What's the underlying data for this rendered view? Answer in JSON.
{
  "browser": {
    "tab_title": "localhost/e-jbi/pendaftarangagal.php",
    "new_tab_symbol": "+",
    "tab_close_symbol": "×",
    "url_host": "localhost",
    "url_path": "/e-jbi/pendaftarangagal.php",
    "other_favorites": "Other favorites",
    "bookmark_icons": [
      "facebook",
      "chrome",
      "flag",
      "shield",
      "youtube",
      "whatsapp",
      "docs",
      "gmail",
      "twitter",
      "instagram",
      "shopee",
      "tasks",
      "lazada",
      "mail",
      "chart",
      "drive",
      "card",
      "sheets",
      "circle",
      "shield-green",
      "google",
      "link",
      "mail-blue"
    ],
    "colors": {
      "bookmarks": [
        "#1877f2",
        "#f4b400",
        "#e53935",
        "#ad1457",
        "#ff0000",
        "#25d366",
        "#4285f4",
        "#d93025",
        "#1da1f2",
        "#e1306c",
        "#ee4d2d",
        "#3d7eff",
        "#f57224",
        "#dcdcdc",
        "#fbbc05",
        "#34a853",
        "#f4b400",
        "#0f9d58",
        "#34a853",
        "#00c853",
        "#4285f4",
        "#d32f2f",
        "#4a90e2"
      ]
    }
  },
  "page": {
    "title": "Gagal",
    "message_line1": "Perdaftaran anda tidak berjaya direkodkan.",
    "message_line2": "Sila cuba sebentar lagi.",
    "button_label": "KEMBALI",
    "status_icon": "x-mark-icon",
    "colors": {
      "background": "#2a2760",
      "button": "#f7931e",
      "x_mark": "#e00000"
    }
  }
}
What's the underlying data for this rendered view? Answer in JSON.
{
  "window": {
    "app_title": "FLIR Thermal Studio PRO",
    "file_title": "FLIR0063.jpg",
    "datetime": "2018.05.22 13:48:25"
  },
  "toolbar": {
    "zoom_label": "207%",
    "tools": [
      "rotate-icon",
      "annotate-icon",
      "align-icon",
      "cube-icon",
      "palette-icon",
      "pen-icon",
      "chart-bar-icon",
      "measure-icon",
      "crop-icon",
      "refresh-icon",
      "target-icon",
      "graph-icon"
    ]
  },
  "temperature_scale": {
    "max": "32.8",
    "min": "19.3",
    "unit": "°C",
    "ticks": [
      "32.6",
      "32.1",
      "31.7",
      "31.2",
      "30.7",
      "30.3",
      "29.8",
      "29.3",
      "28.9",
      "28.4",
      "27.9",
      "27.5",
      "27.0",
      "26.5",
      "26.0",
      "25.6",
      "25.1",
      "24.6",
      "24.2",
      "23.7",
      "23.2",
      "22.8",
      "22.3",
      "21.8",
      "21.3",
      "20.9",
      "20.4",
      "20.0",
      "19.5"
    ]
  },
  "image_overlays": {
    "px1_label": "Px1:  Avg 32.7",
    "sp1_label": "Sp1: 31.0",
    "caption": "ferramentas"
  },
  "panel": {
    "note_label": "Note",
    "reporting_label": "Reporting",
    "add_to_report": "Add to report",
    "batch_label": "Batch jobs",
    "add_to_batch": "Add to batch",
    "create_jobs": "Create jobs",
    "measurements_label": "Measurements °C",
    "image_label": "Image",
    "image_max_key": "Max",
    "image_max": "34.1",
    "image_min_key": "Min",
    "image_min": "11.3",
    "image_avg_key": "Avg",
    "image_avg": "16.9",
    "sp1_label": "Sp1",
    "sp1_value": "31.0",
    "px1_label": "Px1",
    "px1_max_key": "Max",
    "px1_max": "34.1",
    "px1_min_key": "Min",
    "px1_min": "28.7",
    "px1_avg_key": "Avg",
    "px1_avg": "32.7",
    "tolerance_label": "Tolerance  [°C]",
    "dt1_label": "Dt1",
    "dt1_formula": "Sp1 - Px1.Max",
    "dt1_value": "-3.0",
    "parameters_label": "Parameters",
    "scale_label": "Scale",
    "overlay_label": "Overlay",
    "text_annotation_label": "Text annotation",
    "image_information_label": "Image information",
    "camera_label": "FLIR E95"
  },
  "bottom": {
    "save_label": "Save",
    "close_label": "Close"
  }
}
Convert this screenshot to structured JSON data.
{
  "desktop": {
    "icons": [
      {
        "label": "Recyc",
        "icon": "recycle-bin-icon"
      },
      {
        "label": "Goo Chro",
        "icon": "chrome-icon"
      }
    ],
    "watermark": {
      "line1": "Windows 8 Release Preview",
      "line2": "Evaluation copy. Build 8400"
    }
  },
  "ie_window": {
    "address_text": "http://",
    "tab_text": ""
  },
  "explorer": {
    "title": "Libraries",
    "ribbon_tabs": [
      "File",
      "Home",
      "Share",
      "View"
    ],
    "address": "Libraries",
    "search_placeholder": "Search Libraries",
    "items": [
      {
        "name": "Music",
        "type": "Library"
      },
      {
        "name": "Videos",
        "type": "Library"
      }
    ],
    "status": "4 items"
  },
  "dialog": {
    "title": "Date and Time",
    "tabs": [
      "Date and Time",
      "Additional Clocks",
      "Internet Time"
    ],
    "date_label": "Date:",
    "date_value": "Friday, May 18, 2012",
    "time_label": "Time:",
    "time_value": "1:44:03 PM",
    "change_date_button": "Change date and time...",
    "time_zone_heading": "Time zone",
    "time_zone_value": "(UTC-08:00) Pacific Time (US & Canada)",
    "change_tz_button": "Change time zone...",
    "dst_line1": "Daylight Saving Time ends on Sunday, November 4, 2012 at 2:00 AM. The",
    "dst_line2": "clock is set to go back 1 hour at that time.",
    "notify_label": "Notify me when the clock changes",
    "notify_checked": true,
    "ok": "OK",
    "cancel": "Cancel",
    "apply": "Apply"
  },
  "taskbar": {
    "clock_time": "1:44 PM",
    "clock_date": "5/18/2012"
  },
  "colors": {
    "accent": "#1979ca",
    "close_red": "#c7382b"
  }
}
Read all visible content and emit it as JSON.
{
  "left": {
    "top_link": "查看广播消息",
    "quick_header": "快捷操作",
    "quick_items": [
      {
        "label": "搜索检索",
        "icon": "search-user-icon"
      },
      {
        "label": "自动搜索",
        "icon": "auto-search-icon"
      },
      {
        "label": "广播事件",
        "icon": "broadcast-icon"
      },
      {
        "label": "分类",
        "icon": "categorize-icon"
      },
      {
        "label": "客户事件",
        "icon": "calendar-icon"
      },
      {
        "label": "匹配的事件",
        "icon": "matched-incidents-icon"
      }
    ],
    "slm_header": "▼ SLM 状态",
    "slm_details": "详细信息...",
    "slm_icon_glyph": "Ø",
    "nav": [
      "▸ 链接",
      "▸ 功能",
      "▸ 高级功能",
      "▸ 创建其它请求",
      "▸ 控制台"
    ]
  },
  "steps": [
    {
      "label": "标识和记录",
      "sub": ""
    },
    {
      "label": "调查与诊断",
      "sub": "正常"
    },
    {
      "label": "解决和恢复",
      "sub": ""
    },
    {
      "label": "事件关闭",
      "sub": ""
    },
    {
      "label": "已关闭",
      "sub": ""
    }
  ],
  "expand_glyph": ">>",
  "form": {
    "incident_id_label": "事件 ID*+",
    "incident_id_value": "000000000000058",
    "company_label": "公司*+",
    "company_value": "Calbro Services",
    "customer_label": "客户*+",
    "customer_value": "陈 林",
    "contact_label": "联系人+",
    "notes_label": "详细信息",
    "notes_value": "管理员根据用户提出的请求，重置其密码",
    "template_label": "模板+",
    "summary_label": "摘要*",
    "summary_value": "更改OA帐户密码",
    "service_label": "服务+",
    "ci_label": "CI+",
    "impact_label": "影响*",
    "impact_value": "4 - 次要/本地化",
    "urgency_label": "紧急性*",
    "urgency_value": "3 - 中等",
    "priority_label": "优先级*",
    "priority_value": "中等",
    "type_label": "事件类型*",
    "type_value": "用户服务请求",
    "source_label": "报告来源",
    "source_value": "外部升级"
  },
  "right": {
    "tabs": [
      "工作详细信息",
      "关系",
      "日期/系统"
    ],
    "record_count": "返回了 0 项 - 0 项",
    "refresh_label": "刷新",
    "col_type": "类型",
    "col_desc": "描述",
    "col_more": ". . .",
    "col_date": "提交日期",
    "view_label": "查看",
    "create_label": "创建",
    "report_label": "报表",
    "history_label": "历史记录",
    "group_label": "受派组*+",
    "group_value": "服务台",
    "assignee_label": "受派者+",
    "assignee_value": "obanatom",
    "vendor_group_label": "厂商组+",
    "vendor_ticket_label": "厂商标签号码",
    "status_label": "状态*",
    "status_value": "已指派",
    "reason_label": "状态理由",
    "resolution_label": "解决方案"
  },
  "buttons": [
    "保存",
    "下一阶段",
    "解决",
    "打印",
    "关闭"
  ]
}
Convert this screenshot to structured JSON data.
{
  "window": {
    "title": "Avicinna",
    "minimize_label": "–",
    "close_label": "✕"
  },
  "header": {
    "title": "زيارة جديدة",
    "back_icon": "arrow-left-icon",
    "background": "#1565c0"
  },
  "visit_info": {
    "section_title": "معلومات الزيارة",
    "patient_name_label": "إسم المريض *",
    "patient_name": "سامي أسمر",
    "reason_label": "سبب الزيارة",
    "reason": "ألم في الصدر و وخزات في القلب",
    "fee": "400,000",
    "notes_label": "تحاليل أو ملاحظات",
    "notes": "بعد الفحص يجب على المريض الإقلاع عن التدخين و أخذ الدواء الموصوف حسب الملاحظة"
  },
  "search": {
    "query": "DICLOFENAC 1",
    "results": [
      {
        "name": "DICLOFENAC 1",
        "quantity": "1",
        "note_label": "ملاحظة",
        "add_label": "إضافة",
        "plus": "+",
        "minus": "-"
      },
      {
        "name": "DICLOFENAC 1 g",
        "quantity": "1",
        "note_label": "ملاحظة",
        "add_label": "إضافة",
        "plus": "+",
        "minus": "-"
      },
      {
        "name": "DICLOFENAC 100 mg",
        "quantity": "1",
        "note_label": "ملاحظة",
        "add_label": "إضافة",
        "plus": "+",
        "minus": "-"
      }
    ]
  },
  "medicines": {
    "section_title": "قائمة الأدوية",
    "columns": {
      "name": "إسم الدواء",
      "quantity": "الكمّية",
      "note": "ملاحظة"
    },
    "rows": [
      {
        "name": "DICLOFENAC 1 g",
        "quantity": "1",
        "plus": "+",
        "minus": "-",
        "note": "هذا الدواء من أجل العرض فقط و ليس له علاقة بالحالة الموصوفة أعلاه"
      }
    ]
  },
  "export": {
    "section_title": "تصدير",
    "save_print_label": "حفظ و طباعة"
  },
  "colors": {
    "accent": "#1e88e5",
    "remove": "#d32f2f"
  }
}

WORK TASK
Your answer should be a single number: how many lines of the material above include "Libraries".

RESPONSE TO THE EXERCISE
3